Work task:
Only lines containing "Patent" are wanted from the data below. Copy those lines.

Dataset records:
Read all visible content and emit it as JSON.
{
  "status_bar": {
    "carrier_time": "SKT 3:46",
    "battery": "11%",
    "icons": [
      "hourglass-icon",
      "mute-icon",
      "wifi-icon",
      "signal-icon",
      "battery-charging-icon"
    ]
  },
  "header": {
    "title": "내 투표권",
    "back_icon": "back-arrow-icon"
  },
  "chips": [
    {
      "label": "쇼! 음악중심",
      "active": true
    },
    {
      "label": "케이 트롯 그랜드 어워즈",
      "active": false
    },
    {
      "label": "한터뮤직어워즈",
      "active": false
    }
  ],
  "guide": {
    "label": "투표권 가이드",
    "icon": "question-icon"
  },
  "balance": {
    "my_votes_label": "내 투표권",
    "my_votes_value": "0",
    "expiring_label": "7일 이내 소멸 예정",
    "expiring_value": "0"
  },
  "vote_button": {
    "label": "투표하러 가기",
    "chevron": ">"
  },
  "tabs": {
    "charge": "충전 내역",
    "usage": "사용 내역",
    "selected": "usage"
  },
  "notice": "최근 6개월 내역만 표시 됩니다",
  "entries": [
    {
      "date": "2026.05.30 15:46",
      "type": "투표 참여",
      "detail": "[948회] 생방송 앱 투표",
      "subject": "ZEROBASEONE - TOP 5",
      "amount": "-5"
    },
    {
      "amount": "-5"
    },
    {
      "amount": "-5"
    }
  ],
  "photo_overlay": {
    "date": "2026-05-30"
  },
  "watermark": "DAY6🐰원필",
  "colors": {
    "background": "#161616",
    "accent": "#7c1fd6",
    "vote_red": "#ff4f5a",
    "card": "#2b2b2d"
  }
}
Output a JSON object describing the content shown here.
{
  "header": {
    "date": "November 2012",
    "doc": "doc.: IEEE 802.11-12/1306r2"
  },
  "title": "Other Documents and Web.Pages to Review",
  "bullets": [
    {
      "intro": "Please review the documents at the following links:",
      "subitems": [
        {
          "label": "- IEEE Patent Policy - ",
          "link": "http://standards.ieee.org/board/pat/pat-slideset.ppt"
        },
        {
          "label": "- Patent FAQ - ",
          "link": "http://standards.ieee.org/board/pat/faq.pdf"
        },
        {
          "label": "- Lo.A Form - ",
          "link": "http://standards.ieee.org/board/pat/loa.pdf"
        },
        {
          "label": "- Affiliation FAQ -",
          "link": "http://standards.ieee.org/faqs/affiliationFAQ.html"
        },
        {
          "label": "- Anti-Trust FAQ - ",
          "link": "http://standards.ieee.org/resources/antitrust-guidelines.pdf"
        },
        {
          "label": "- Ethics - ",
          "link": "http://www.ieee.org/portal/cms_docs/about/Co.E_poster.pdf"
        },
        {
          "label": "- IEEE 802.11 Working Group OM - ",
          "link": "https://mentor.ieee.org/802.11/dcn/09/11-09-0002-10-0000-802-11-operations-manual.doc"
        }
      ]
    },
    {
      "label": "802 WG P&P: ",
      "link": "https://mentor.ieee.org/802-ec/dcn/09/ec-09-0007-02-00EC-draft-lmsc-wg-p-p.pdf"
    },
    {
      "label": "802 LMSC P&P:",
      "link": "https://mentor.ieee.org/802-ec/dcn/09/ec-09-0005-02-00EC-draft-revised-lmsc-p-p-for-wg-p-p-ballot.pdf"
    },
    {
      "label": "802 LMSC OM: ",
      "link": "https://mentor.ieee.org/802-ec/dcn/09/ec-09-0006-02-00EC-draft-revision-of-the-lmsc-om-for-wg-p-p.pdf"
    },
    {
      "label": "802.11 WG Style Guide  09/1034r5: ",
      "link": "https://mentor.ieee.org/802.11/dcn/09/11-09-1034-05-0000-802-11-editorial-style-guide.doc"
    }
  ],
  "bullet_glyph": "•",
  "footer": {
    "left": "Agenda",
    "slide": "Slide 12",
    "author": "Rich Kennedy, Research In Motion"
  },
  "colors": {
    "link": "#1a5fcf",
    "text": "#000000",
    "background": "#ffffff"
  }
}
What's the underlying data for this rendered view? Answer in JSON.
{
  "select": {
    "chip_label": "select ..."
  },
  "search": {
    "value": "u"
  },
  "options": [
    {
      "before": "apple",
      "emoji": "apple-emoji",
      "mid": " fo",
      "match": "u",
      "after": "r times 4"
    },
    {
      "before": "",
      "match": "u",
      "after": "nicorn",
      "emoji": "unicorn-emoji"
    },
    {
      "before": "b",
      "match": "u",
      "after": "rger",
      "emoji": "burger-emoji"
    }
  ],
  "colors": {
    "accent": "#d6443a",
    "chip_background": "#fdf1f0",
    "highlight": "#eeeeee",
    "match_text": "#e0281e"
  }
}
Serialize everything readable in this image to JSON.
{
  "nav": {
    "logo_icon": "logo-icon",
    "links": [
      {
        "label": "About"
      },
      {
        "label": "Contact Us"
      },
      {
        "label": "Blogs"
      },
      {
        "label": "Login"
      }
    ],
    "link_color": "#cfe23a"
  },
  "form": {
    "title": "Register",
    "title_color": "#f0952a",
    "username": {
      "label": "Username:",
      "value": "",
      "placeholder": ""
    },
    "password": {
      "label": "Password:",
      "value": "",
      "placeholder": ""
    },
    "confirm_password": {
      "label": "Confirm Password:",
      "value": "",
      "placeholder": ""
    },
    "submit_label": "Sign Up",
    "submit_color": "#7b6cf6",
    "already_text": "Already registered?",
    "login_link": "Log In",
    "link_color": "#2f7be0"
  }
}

Result of this exercise:
          "label": "- IEEE Patent Policy - ",
          "label": "- Patent FAQ - ",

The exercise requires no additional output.